In his opinion, the most effective ways of protection against mass surveillance right now are data avoidance and the use of cryptography.
“People should use browser plugins like HTTPS everywhere, Ghostery and NoScript in order to minimize the number of digital traces they leave when surfing the web,” Digitale Gesellschaft representative pointed out.
However, according to the expert, the true solution for the current problem can only be a political one.
“There need to be international agreements on standards for state surveillance based on human rights and the idea of a free and open society. In the interest of their own sovereignty, constitutional democratic states cannot allow this massive concentration of information and thus power in the hands of the executive branch. Therefore civil society must push their governments and parliaments to effectively end all kinds of unwarranted data collection and surveillance, and to tighten controls of the work and practices of security agencies,” Digitale Gesellschaft representative said.

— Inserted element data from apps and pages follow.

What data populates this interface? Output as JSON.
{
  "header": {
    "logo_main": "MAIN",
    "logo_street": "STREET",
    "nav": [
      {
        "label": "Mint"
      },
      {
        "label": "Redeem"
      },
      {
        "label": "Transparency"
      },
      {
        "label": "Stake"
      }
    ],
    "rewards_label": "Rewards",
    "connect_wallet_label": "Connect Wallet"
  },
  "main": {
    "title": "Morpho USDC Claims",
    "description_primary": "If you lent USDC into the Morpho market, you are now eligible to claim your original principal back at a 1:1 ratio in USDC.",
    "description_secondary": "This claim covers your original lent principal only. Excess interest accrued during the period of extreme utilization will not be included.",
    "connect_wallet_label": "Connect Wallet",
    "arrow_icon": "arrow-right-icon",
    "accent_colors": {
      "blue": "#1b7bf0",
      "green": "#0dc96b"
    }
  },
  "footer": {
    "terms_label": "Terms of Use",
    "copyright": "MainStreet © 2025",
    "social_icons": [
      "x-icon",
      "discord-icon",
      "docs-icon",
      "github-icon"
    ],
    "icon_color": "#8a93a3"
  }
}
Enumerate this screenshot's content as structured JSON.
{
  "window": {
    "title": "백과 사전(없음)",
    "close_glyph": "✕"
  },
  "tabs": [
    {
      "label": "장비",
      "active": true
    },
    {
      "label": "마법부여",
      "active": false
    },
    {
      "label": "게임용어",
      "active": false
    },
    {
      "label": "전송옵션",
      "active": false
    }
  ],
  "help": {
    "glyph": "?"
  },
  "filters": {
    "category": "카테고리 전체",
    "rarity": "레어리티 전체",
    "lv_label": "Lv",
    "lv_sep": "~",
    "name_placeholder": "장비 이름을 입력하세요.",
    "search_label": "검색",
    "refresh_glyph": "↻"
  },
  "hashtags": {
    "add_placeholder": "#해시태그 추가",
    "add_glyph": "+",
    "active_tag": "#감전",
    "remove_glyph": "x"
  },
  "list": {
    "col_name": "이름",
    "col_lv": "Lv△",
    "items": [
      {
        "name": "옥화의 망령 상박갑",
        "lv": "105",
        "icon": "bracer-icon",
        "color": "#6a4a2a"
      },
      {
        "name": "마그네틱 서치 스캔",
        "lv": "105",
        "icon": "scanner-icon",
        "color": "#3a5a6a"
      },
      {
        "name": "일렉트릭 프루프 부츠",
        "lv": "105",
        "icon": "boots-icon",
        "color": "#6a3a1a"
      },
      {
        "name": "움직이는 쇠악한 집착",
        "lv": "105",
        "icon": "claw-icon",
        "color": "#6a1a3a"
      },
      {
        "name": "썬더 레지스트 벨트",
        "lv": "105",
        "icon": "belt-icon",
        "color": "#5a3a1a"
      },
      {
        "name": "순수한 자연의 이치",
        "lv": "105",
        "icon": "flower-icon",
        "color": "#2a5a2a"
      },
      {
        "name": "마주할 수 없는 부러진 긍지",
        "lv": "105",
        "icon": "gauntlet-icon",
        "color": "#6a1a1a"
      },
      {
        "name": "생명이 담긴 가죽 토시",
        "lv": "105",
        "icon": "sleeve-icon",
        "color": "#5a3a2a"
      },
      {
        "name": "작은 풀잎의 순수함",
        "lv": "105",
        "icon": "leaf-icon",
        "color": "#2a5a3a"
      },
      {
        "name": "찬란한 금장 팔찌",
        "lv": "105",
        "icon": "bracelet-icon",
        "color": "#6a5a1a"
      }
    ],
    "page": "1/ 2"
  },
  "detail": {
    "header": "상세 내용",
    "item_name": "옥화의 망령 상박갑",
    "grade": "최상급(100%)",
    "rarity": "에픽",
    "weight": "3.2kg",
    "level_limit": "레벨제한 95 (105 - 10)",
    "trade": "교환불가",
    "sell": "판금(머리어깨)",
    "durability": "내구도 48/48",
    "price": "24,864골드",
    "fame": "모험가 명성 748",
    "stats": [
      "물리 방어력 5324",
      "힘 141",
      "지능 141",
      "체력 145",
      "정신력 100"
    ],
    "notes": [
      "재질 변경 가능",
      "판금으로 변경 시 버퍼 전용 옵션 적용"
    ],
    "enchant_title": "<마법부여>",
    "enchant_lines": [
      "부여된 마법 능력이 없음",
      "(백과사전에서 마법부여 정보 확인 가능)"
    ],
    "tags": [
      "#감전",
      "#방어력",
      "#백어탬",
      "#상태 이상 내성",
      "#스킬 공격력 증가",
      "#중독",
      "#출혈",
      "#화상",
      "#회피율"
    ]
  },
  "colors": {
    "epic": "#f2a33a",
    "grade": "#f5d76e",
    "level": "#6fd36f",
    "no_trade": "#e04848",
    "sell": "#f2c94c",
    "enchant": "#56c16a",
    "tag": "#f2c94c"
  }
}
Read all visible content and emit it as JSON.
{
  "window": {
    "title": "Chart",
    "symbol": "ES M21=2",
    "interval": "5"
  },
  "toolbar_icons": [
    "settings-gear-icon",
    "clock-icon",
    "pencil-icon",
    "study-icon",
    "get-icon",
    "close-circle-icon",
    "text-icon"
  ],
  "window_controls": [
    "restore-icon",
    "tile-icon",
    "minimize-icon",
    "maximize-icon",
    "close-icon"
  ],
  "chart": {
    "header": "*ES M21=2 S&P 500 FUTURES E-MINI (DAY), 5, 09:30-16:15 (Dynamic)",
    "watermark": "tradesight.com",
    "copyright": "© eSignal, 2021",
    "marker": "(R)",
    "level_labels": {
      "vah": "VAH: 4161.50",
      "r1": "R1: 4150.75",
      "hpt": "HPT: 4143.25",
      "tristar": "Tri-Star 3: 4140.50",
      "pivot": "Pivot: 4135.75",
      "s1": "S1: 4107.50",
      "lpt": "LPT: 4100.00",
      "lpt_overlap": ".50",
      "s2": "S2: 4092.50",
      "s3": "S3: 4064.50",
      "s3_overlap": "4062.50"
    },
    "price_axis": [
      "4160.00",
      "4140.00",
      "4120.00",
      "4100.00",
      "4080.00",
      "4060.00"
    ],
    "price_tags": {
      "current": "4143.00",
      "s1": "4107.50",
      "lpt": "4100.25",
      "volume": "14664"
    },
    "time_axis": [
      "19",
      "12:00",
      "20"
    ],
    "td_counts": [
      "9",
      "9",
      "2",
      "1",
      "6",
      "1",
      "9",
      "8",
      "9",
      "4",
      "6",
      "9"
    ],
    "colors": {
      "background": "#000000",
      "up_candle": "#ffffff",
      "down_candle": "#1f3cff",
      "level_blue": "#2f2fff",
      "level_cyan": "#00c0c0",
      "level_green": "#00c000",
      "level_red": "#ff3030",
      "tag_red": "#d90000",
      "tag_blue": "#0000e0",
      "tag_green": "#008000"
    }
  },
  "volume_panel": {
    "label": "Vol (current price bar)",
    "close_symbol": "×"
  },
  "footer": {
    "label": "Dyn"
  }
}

“But we can be sure that security agencies will do anything in their power to prevent any retrenchment of their practices. So, civil society around the world must prepare for a long and ongoing political struggle in order to defend privacy and a free society in the digital age. Many steps are necessary on both the national and international levels and the more insistent the people advocate their demands the sooner political leaders will be forced to take effective measures against unwarranted mass surveillance,” Volker Tripp concluded.
In early June 2013, Edward Snowden, the US National Security Agency contractor, provided The Washington Post and The Guardian newspapers with classified information on mass surveillance of Internet communications all over the world by American security agencies.
The documents revealed by Edward Snowden caused a worldwide scandal and led to a fierce debate on legitimate status of mass Internet surveillance, which is still ongoing.
According to the NSA, up to 200 thousand classified documents may have ended up in the hands of journalists. In total, Edward Snowden copied 1.7 million government files.